North and South Korean leaders promise ‘lasting peace’ for peninsula
Kim Jong-un and Moon Jae-in pledge denuclearisation and end to decades of hostility after summit
The leaders of North and South Korea have promised after a landmark summit to bring lasting peace to the peninsula with a commitment to denuclearisation and to ending decades of hostilities.
Speaking at the end of an extraordinary day that began with a lingering handshake across the demarcation line separating their countries, the North Korean leader, Kim Jong-un, and the South Korean president, Moon Jae-in, issued a joint statement that was short on detail but offered cause for optimism as the world looks ahead to a summit between Kim and Donald Trump.
The US president, in his first comments on the declaration, tweeted: Good things are happening, but only time will tell! He later added: KOREAN WAR TO END!
Speaking at the White House, Trump warned that the US was not going to be played by North Korea, later the US president said he was getting close to choosing a venue for talks with Kim. Were setting up meetings now, he said. Were down to two countries… and well let you know what that site is.
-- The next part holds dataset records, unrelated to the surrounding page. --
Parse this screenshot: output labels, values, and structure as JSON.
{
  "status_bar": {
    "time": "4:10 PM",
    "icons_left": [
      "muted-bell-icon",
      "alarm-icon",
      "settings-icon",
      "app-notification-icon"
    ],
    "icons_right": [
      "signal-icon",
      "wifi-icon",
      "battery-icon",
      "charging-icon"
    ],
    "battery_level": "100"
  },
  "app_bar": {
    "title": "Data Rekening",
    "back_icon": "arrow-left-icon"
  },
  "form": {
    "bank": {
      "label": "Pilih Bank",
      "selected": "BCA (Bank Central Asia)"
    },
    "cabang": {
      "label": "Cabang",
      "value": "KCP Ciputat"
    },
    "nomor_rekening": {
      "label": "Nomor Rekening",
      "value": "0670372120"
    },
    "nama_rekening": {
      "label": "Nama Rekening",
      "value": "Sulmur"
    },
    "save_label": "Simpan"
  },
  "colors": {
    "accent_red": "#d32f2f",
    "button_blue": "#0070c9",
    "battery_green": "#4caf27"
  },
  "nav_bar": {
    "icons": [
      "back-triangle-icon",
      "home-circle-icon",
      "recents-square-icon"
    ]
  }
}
At a joint press conference with Angela Merkel, Trump said: Maximum pressure will continue until denuclearisation occurs. I look forward to our meeting, which will be quite something.
The Panmunjom declaration, named after the truce village that hosted the talks on Friday, committed the two Koreas to seek the complete denuclearisation of the peninsula.
South and North Korea confirmed the common goal of realising, through complete denuclearisation, a nuclear-free Korean peninsula, it said. South and North Korea shared the view that the measures being initiated by North Korea are very meaningful and crucial for the denuclearisation of the Korean peninsula, and agreed to carry out their respective roles and responsibilities in this regard.
The statement did not specify what Pyongyang expected in return for abandoning its nuclear weapons the regimes best deterrent against what it regards as a hostile US.
Speaking outside the peace house on the southern side of the border that has divided the Korean peninsula for 65 years, the leaders also pledged to push for talks with the US, and possibly China, to formally end the 1950-53 Korean war with a peace treaty to replace the uneasy truce that stopped hostilities.
Noting that more than a decade had passed since the countries leaders last met, Kim and Moon agreed to talk regularly by phone and meet more often, starting with a summit in Pyongyang in autumn.
They vowed to work more closely on a host of bilateral issues, including reuniting families divided by the Korean war and improving cross-border transport links.
Months after relations between the two countries sank to their lowest level following North Korean missile launches and its sixth nuclear test, Moon said he and Kim were aware that the hopes of 80 million North and South Koreans rested on their shoulders.
We were able to stand together today and agree that we should denuclearise the Korean peninsula, Moon said, according to a translation provided by South Koreas Arirang TV.
With Kim standing nearby behind a separate podium, he said. To completely denuclearise, we declare that we will cooperate to bring about an everlasting peace on the peninsula.